April Fool’s came early this year. And I was the fool. This all started with a neighbor lady I ran into at the store, right before leaving for a weekend in the mountains. Most authoritatively she told me that it would be time to change the clocks Saturday night.
“Be sure before you go to bed,” she advised. “Change the clocks to an hour ahead.”
Surrounded by snow-frosted pines, the cabin was halcyon a place as ever there was: unplugged from telephone and computer. This alpine abode belonged to a hyper-clean friend who expected it immaculate at the end of the stay. Ordinarily, I don’t give a hoot about crumbs and stains, but being in somebody else’s place put me on my best behavior. The afternoon of my departure, I did a thorough tidying up. For good measure I decided to change the multiple clocks: the stove clock, the cuckoo clock in the living room and the clock on the mantle, not to mention the LED alarm radio in the bedroom. When this tricky procedure—which required mastery of diverse technologies spanning centuries—was completed, I glanced at my cell phone. Funny, it was still on the old time.
Turns out my neighbor was wrong about Daylight Saving by a week.

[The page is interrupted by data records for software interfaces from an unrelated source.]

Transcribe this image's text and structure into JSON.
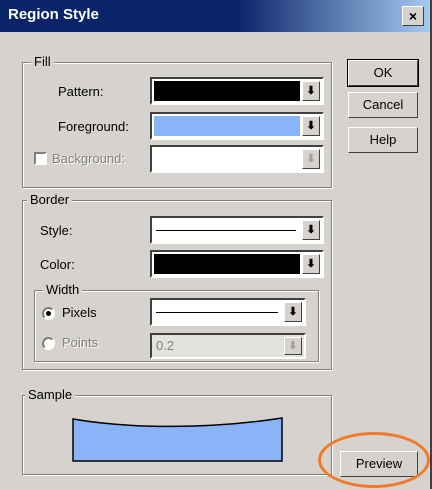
{
  "window": {
    "title": "Region Style",
    "close_glyph": "×"
  },
  "buttons": {
    "ok": "OK",
    "cancel": "Cancel",
    "help": "Help",
    "preview": "Preview"
  },
  "fill": {
    "group_label": "Fill",
    "pattern_label": "Pattern:",
    "pattern_color": "#000000",
    "foreground_label": "Foreground:",
    "foreground_color": "#8ab4f8",
    "background_label": "Background:",
    "background_checked": false,
    "background_color": "#ffffff"
  },
  "border": {
    "group_label": "Border",
    "style_label": "Style:",
    "color_label": "Color:",
    "color_value": "#000000",
    "width": {
      "group_label": "Width",
      "pixels_label": "Pixels",
      "points_label": "Points",
      "selected": "pixels",
      "points_value": "0.2"
    }
  },
  "sample": {
    "group_label": "Sample",
    "fill_color": "#8ab4f8"
  },
  "icons": {
    "dropdown_arrow": "⬇"
  },
  "colors": {
    "title_bar": "#0a246a",
    "dialog_bg": "#d6d3ce",
    "highlight": "#f07a2a"
  }
}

Well, I’ve learned two things. First, the easiest hoax to perpetrate would be a false Daylight Saving Time change, because most people are so befuddled on the topic they have no idea when the change occurs till the day (or the day after) it hits us. Secondly, now that we’ve gone through the rigmarole once again, there’s a compelling case to leave our clocks in Daylight Saving mode forever and ever. As a matter of fact, there is actually a movement already afoot that promotes the idea of perpetual Daylight Saving, the Standard Time Movement. Their Web site, standardtime.com, poses the question, “How can we stop this madness of changing clocks twice a year?”
The benefits are manifold. First I will never again mistakenly change all the clocks in somebody else’s cabin, and then have to change them back. And we eliminate the confusion the surrounds the clock change, as well as the jet-laggy malaise that often persists for days that makes clerks cross and schoolchildren lethargic. Workers will be spared the inconvenience of showing up to work an hour early (in the fall) or an hour late (in the spring).
Every fall when it’s time to turn the clocks back an hour, you hear some hokum about farmers being able to see when they sow seeds or feed sows in the morning. As for respecting the farmers, I say phooey. All the farmers of the earth have had one clock since the dawn of eternity, and that’s the sun. Far from the farm belt is where the real energy can be saved year-round by adopting permanent Daylight Savings: in the neon of megalopolises, the spotlights on airport runways and the sign on the Paris House that flashes “NUDE” and causes your 7-year-old to ask, “Dad, what is nude?”
Finally, by embracing Daylight Saving Time for all time, we will rid ourselves once and for all of that inane rhyme, “Spring Forward, Fall Back.” The cerebral skies of America will be noticeably clearer, and we will thereafter be able to focus on our priorities, like crafting an exit strategy for Afghanistan and figuring out why Adam Lambert didn’t win “American Idol.” Accountants will applaud, employees will be happier, Big Business will hum along and schoolchildren will not have their biological clocks messed with.
The idea of perpetual Daylight Saving, spearheaded by the Standard Time Movement, is a great one, but their strategy of writing Congress about this issue strikes me as feeble.
I have a much better idea. It’s high time to strike a coup for Democracy, Mr. and Ms. Citizen. It’s in your hands. In an act of valiant passive resistance, when Daylight Saving is scheduled to end, next November, save your own precious energy, stay in bed and refuse to adjust those clock hands at 2 a.m. Sunday, November 7. This shall be our Independence Day—independence from the silliness of changing clocks.
This grassroots agreement to resist changing the clocks could ripple and expand from house to house and hood to hood, from coast to coast. If we as Americans can all agree on a simple thing like abolishing the time change and embracing a single, unchanging time year round, we might even find a cure for hiccups.
Fan mail and other communication can be sent to Grady Miller at firstname.lastname@example.org